The other common dragonfly seen this summer was the Black saddlebag (Tramea lacerata). It is easy to identify because of the large black spots on its hind wings. From the air, these spots look like saddlebags. Notice its silhouette in the photo to the right. If you see this large dragonfly flying overhead and you do not notice a red hue, it is more than likely the Black saddlebag. This was one of many on several visits seen flying around the Edna White Century Garden. This one is a male. Females look similar but have yellow spots on their abdomen.
The second most common dragonfly observed so far was the male Blue dasher (Pachydiplax longipennis). Females have more of a golden brown with yellow streaks down the side of their abdomens.
These are often seen chasing each other. In this photo he is cooling himself on a squash leaf at Hello! Howard Garden where dozens have been observed at various times.
The Eastern Amberwing (Perithemis tenera) is another dragonfly often seen around Chicago. This cutey is a male. Females have spots on their wings. They are small but easy to notice because of their bright amber color.
In this photo, he is cooling himself in the prairie grasses at Pullman Community Garden on a hot summer day of 88 degrees Fahrenheit. The position that you see it in is called obelisking. This is done to prevent overheating.
This is not a complete listing of my dragonfly observations. This will come when the study is complete. It is continuing into September, but I am happy to report that dragonflies do indeed use the community gardens throughout Chicago.
In the meantime, if you spot one, we would love to hear about it. Please leave a comment and upload a photo if you have one. If you need a good field guide to help with identifying this mysteriously wonderful creature, please check out the Field Museum's Common Dragonflies and Damselflies guide (http://fieldguides.fieldmuseum.org/guides/guide/380).
Post, S. (n.d.) Common Green Darner Dragonfly. Illinois Natural History Survey, Prairie Research Institute. Retrieved from http://wwx.inhs.illinois.edu/outreach/spotlight/common-green-darner/.
Xinhuanet. (2017). 中科院团队发现2亿年前蜻蜓大如手掌. Retrieved from http://news.xinhuanet.com/tech/2017-06/15/c_1121149054.htm
Erratum: The Blue dasher photo was snapped at Hello!

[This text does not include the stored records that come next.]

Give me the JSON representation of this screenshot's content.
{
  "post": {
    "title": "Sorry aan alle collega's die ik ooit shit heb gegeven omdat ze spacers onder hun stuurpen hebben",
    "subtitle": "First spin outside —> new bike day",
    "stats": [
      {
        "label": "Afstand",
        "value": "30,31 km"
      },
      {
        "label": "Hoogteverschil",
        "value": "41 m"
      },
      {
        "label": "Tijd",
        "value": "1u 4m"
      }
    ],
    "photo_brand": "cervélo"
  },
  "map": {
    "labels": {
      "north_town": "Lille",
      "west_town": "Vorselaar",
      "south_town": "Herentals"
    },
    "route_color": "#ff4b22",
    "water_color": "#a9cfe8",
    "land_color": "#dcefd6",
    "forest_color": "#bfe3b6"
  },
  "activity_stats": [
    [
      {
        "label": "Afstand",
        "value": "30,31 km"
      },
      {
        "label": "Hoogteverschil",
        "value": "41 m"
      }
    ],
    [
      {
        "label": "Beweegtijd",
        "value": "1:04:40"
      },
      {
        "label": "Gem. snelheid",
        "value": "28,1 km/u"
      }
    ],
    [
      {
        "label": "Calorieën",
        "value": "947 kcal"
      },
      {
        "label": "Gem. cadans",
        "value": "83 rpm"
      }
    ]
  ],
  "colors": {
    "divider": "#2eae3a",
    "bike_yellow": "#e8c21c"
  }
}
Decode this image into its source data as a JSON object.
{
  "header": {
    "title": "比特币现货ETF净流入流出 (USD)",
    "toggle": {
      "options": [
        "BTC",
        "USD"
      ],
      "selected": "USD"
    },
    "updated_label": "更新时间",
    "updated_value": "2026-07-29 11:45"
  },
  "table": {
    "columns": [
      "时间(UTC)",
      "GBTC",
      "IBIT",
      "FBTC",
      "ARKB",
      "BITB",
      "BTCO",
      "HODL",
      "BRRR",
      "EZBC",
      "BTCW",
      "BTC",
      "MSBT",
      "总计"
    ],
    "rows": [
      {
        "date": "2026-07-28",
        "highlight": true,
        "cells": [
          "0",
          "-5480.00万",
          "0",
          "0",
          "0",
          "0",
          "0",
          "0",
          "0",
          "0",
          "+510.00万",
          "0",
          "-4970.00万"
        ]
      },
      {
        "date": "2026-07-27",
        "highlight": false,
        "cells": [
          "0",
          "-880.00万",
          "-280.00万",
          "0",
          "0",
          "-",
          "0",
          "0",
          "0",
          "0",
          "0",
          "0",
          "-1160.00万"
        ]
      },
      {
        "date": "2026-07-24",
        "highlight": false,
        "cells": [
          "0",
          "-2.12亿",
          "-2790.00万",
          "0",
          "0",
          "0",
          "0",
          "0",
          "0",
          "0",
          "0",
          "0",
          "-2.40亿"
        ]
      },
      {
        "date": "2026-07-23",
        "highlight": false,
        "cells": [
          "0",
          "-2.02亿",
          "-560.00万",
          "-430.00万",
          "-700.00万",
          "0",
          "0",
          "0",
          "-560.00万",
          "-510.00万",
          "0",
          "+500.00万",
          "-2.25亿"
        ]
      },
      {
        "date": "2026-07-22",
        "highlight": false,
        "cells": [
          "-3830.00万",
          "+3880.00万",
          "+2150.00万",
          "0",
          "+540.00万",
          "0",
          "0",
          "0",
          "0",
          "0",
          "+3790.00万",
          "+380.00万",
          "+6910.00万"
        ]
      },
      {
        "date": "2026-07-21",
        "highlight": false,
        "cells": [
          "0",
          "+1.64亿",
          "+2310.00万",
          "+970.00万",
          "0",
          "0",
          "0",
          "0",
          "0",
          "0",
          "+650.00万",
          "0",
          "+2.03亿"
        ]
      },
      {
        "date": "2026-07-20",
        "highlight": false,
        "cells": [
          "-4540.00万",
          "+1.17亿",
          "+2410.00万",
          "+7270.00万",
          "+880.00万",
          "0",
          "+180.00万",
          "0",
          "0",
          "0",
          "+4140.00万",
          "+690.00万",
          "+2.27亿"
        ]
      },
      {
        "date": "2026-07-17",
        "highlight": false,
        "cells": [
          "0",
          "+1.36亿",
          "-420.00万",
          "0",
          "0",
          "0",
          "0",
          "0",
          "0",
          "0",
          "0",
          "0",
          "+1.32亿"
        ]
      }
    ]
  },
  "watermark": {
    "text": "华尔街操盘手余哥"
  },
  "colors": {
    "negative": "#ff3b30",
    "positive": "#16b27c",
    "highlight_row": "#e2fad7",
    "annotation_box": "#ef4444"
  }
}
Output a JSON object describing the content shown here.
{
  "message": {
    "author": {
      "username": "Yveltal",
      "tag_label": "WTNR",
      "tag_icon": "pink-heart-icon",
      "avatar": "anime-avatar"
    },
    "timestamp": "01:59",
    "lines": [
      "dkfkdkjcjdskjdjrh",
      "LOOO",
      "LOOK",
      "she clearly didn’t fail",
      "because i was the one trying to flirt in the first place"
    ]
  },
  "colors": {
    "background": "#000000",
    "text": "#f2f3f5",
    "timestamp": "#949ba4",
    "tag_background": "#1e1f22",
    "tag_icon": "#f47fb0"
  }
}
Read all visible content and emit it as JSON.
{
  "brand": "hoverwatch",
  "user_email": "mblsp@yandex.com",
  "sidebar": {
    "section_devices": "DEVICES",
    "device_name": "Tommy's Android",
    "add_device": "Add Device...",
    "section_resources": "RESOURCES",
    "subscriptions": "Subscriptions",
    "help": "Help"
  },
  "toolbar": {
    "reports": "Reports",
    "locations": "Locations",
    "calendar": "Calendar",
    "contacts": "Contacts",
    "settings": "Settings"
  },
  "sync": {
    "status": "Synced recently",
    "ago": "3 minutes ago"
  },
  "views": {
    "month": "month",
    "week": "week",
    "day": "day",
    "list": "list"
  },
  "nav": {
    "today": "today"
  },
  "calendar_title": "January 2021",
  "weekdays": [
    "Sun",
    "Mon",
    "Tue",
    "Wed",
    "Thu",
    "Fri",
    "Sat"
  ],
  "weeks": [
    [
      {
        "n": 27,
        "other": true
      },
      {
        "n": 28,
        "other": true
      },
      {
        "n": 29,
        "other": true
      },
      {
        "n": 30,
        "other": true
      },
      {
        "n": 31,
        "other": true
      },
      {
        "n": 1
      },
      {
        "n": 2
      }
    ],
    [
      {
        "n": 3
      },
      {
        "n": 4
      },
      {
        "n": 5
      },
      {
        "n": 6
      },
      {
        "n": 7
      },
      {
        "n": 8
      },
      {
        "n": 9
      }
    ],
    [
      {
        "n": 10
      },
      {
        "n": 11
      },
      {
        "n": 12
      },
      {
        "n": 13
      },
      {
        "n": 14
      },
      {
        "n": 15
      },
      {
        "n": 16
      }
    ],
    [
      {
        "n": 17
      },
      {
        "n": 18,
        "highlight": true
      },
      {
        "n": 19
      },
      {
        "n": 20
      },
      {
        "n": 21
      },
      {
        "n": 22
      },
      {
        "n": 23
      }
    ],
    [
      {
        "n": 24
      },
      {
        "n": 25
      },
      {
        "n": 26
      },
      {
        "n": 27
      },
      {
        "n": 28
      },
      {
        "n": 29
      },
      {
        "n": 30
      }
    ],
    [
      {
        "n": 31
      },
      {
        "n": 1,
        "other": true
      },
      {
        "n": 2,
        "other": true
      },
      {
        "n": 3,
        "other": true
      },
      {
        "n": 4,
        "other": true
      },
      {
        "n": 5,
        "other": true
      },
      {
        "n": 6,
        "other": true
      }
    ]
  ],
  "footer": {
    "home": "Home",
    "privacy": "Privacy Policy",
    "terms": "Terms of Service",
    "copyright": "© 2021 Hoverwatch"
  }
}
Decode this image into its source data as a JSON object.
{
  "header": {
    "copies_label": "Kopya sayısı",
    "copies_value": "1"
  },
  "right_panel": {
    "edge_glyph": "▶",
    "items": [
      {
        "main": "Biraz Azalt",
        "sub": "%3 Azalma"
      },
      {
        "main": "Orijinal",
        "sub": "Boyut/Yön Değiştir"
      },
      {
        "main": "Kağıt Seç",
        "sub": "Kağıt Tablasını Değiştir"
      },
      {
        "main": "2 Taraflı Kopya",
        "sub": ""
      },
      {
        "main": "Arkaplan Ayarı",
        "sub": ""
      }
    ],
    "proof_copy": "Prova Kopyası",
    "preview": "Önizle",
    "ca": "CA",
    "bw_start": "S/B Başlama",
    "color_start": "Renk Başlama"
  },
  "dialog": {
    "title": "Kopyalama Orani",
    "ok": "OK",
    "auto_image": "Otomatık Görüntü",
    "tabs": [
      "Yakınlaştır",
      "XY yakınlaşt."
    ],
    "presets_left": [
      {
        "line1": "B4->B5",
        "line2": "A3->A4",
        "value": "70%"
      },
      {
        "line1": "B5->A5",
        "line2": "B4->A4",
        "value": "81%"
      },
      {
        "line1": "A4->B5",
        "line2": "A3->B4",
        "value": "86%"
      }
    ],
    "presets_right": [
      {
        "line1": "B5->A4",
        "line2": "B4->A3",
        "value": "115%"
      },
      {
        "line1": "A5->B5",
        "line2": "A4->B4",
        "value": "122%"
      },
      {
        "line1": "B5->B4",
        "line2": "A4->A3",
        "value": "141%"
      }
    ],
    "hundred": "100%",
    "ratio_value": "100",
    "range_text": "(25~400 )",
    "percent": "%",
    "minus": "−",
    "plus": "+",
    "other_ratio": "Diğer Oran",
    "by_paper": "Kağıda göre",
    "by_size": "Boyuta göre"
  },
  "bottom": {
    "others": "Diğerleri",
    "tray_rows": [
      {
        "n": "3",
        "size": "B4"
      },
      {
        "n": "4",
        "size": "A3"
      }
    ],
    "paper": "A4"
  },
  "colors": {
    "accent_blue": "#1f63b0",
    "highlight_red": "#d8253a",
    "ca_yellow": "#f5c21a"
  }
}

Howard Community Garden where dozens were seen in July and August. They were also seen at Cornell Oasis, but the photo in this post is from Hello! This was edited to indicate that on 12 August 2017 at 9:00am CST.
Posted by Alexis
Many of the community gardens we visited have native prairie wildflowers growing in the commons. They are really lovely. Today I saw this comic and I thought I would share it.
The artist is Liz Anna Kozik, and you can see more art from Liz at fifthdayprairie.tumblr.com/
If you are interested in the prairie, its plants, and the people who have called it home for many generations, I would also like to recommend a book:
In addition to being engaging and practical, this book has also won a place in my heart because the author demonstrates respect for the native people from whose knowledge we benefit. Many early ethnobotanical texts are exploitative and insulting to the very people teaching the researchers how to find nourishment without being poisoned! It's refreshing to read a book like Kindscher's, in contrast.